KENNETH CITY — Most weekend nights, Russ Koerner retreated to his command post, where he played computer war games against a half-dozen buddies who live in Australia and several European countries.
On other nights, he and his wife, Diana, often fished for snook.
Mr. Koerner also enjoyed cooking lavish dinners, reading history and politics and walking through his town, in which it seemed he knew everyone.
Apart from chronic back pain and other health problems, Mr. Koerner presented a picture of contented retirement.
But when the city faced a thorny issue on which he had an opinion, and he usually did, Mr. Koerner advocated for his position as if it were a full-time job. He spoke frequently at city meetings, armed with folders of research and a determination to speak his piece.
Mr. Koerner, who often said he could do more as a private citizen than if he had run for elected office, died Sunday at Northside Hospital, a result of congestive heart failure and other issues. He was 63.
"He was interested in what was happening with small-town politics," said Kenneth City Mayor Teresa Zemaitis. "As passionate as he could be about his positions, he had the ability to keep an open mind and listen to a different perspective."
He successfully fought reclaimed water, arguing that it was unsafe and not needed. He backed a referendum turning law enforcement over to the Pinellas County Sheriff's Office, which he said would be better for the Kenneth City police officers who found work there. When voters blocked it, he pushed for vests and state benefits for the officers.
"He was passionate about running this place in a professional manner," said Kenneth City police Cpl. John Esposito.
Mr. Koerner was born in Brooklyn. He served three years in the Air Force and was stationed at Barksdale Air Force Base in Louisiana. He pitched in for several more years with the Pearl River, N.Y., volunteer fire department, worked as a groundskeeper and fixed copiers in Nyack, N.Y.
From time to time, he also worked as a private detective, said Diana Koerner, his wife.
Back injuries from a head-on car crash lingered the rest of his life, but he did not complain. Mr. Koerner moved to Tampa in 1978 to be near his parents. The following year, he married Diana. Each had been married before.
Mr. Koerner was a bit of a performer who acted in several community theater productions, a prankster who fooled friends with funny voices on the phone, and a weekend gamer whose buddies knew him as Tracer.
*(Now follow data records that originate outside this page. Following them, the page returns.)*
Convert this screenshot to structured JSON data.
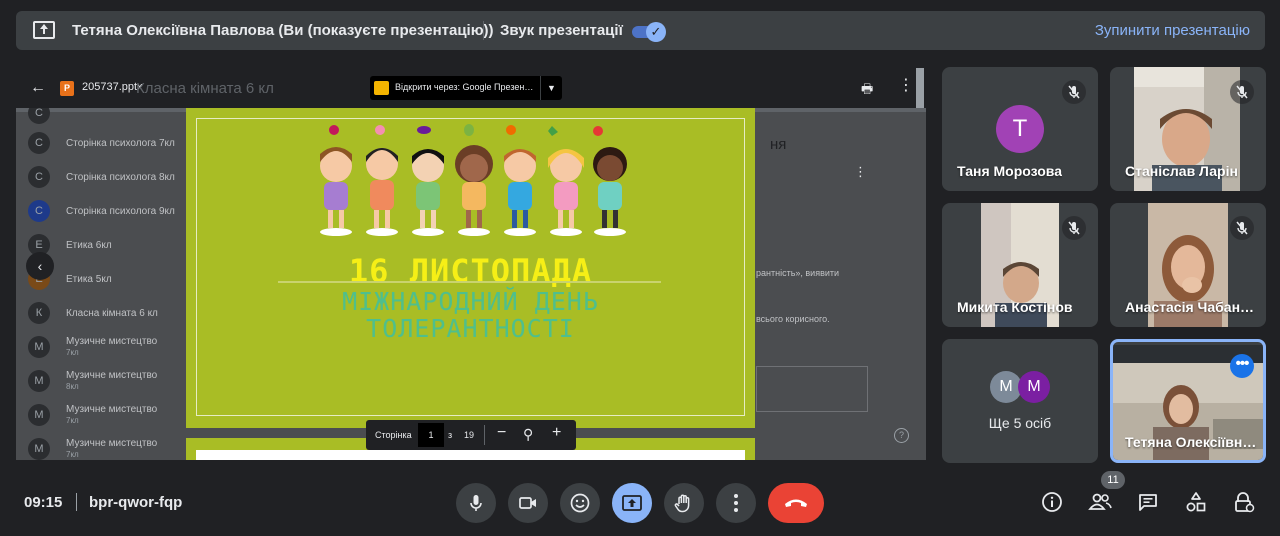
{
  "banner": {
    "title": "Тетяна Олексіївна Павлова (Ви (показуєте презентацію))",
    "sound_label": "Звук презентації",
    "sound_on": true,
    "stop_label": "Зупинити презентацію"
  },
  "viewer": {
    "file_name": "205737.pptx",
    "file_icon": "P",
    "background_title": "Класна кімната 6 кл",
    "open_with": "Відкрити через: Google Презен…",
    "background_list": [
      {
        "initial": "С",
        "label": "Сторінка психолога 7кл",
        "sub": ""
      },
      {
        "initial": "С",
        "label": "Сторінка психолога 8кл",
        "sub": ""
      },
      {
        "initial": "С",
        "label": "Сторінка психолога 9кл",
        "sub": ""
      },
      {
        "initial": "Е",
        "label": "Етика 6кл",
        "sub": ""
      },
      {
        "initial": "Е",
        "label": "Етика 5кл",
        "sub": ""
      },
      {
        "initial": "К",
        "label": "Класна кімната 6 кл",
        "sub": ""
      },
      {
        "initial": "М",
        "label": "Музичне мистецтво",
        "sub": "7кл"
      },
      {
        "initial": "М",
        "label": "Музичне мистецтво",
        "sub": "8кл"
      },
      {
        "initial": "М",
        "label": "Музичне мистецтво",
        "sub": "7кл"
      },
      {
        "initial": "М",
        "label": "Музичне мистецтво",
        "sub": "7кл"
      }
    ],
    "background_fragments": [
      "ня",
      "рантність», виявити",
      "всього корисного."
    ],
    "pager": {
      "label": "Сторінка",
      "current": "1",
      "of": "з",
      "total": "19"
    }
  },
  "slide": {
    "headline": "16 ЛИСТОПАДА",
    "subline1": "МІЖНАРОДНИЙ ДЕНЬ",
    "subline2": "ТОЛЕРАНТНОСТІ",
    "bg_color": "#a9bd25",
    "headline_color": "#f6ef16",
    "subline_color": "#4fbf8c"
  },
  "participants": [
    {
      "name": "Таня Морозова",
      "avatar_letter": "Т",
      "avatar_color": "#a142b5",
      "muted": true
    },
    {
      "name": "Станіслав Ларін",
      "muted": true
    },
    {
      "name": "Микита Костінов",
      "muted": true
    },
    {
      "name": "Анастасія Чабаненко",
      "muted": true
    },
    {
      "name": "Ще 5 осіб",
      "letters": [
        "М",
        "М"
      ],
      "colors": [
        "#7d8a99",
        "#7b1fa2"
      ]
    },
    {
      "name": "Тетяна Олексіївна Павлова",
      "selected": true
    }
  ],
  "bottom": {
    "time": "09:15",
    "meeting_code": "bpr-qwor-fqp",
    "participant_count": "11",
    "controls": [
      "mic-icon",
      "camera-icon",
      "emoji-icon",
      "present-icon",
      "raise-hand-icon",
      "more-icon",
      "hang-up-icon"
    ],
    "right": [
      "info-icon",
      "people-icon",
      "chat-icon",
      "activities-icon",
      "host-controls-icon"
    ]
  }
}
Using a Gateway computer with a 32-inch screen and surround sound, he waged war against friends from several countries whom he never saw. "The helicopters come in and so forth," said Diana Koerner, 64. "You heard all the gunfire and the bombs going off."
Sunday morning, Mr. Koerner called his wife at church and told her he was having trouble breathing. Emergency workers raced to the scene but could not revive him. "The good Lord said, 'You don't need to suffer anymore, your time is now,' " his wife said.